On Thu, 24 May 2001, Kevin D. Kissell wrote:
> > First, we are talking about glibc and not the entire userland.
> But since essentially the entire userland is linked with glibc,
> I'm not sure how much that distinction matters, in practical
Do you link statically? If not, then almost no code from glibc is
incorporated into your binaries, with an unimportant exception of a few
functions from libc_nonshared.
> I'm simply saying that if one just does "./configure"
> and "make" for glibc with a mips target, it should default
> to use ll/sc, and that if one simply builds RPMs for binary
> distribution of MIPS/Linux binaries, they should be linked
> with a glibc that uses ll/sc. And that therefore the MIPS/Linux
> kernel for R3000's (and R4100's) should have ll/sc emulation
> support built in by default.

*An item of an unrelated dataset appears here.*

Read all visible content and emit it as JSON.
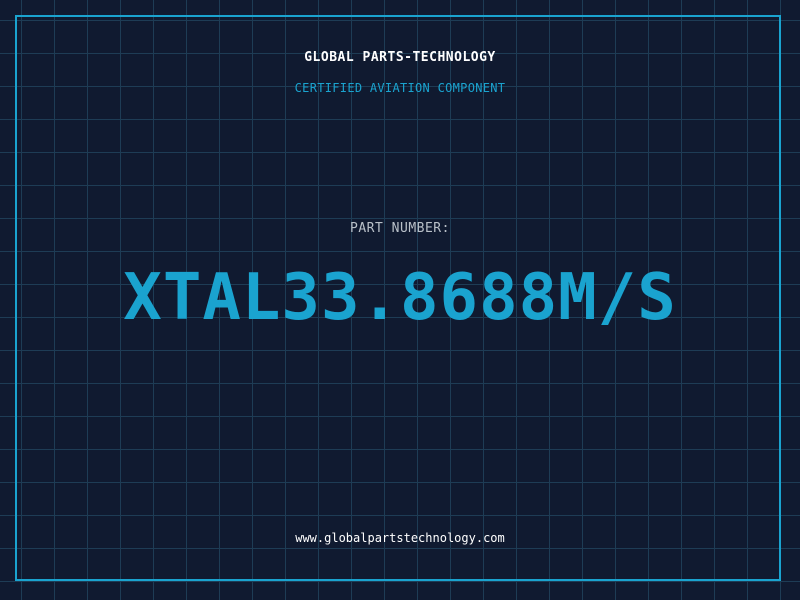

Then you need to change your gcc configuration so that it assumes
"-mips2" (or whatever level you want to) by default. That's typically

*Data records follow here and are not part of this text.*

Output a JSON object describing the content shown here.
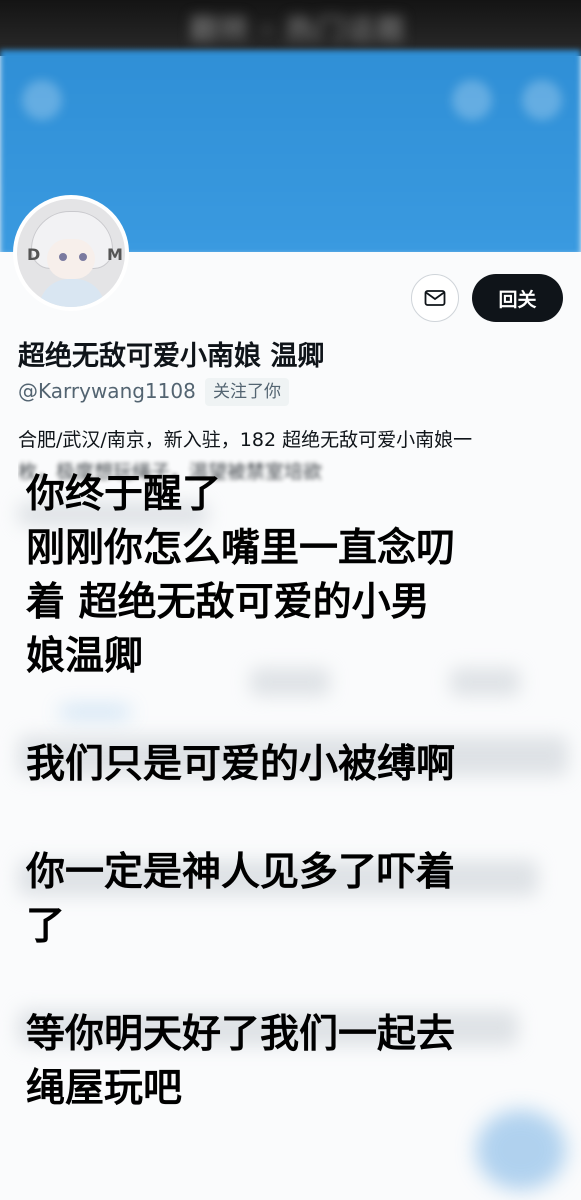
{
  "status_bar": {
    "blurred_text": "翻转 · 热门话题"
  },
  "banner": {
    "color": "#3a9ae0",
    "icons": [
      "back-icon",
      "search-icon",
      "more-icon"
    ]
  },
  "profile": {
    "display_name": "超绝无敌可爱小南娘 温卿",
    "handle": "@Karrywang1108",
    "follows_you": "关注了你",
    "bio_line1": "合肥/武汉/南京，新入驻，182 超绝无敌可爱小南娘一",
    "bio_line2": "枚，极度想玩绳子，渴望被禁室培欲",
    "follow_button_label": "回关",
    "avatar_letters": [
      "D",
      "M"
    ],
    "accent_color": "#0f1419"
  },
  "overlay_caption": {
    "line1": "你终于醒了",
    "line2": "刚刚你怎么嘴里一直念叨",
    "line3": "着  超绝无敌可爱的小男",
    "line4": "娘温卿",
    "line5": "我们只是可爱的小被缚啊",
    "line6": "你一定是神人见多了吓着",
    "line7": "了",
    "line8": "等你明天好了我们一起去",
    "line9": "绳屋玩吧"
  }
}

done in the gcc's specs file. Nothing about glibc here.
For RPM you might put "-mips2" into optflags in its rc file.
> > Second, do you expect everyone compiling the entire userland from

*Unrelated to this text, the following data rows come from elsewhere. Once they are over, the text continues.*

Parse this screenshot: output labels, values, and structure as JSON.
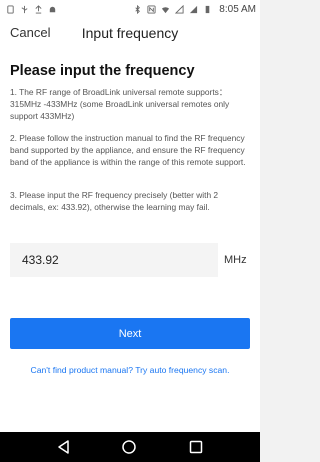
{
  "status_bar": {
    "left_icons": [
      "sim-icon",
      "usb-icon",
      "upload-icon",
      "android-icon"
    ],
    "right_icons": [
      "bluetooth-icon",
      "nfc-icon",
      "wifi-icon",
      "sim-off-icon",
      "signal-icon",
      "battery-icon"
    ],
    "time": "8:05 AM"
  },
  "nav": {
    "cancel_label": "Cancel",
    "title": "Input frequency"
  },
  "main": {
    "heading": "Please input the frequency",
    "paragraphs": [
      "1. The RF range of BroadLink universal remote supports：315MHz -433MHz (some BroadLink universal remotes only support 433MHz)",
      "2. Please follow the instruction manual to find the RF frequency band supported by the appliance, and ensure the RF frequency band of the appliance is within the range of this remote support.",
      "3. Please input the RF frequency precisely (better with 2 decimals, ex: 433.92), otherwise the learning may fail."
    ],
    "frequency_value": "433.92",
    "frequency_unit": "MHz",
    "next_label": "Next",
    "auto_scan_link": "Can't find product manual? Try auto frequency scan."
  },
  "colors": {
    "accent": "#1a76f2",
    "background": "#f2f2f2",
    "nav_bar": "#000000"
  }
}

> > sources? I don't. The normal approach is to take a distribution and
> > build only these pieces which are not satisfying for one reason or
> > another. Just take an ISA I, ISA II or whatever version you need.
> >From where? I'd love to find a decently complete (with compilers,
> networking tools, X, etc.) mipsel distribution of any MIPS ISA level
> less that MIPS V to replace the antique crud that runs on my mipsel
That's a real problem, but there is Debian available for MIPS -- is it
missing anything? The main problem was to get glibc 2.2 right. Since it
was done, building other programs should be easy.
Then building other variants is just a matter of disk space and CPU time.
> > Fourth, maintaining differently optimized distributions is not that
> > troublesome.
> Please don't get me wrong here, because I tremendously
> respect the work that you've been doing for MIPS/Linux,
> but how many differently optimised distributions do you
> presonally build, distribute, support, and maintain?
I understand maintaining a distribution is serious task, but with
appropriate tools maintaining two or more distributions with a common
source set is not much harder than a single one.
For example, using the source set as available at my FTP site, building
differently optimized binaries is as easy as running a script looking
more or less as follows:
for rc in .rpmrc-mipsel .rpmrc-mipsel-II .rpmrc-mipsel-III
for name in *.src.rpm; do
rpm --rcfile=$rc --rebuild $name
with different optflags set in .rpmrc-mipsel* files. It's boring and
disk-consuming but easy and automatic.
+ Maciej W. Rozycki, Technical University of Gdansk, Poland +
+ e-mail: firstname.lastname@example.org, PGP key available +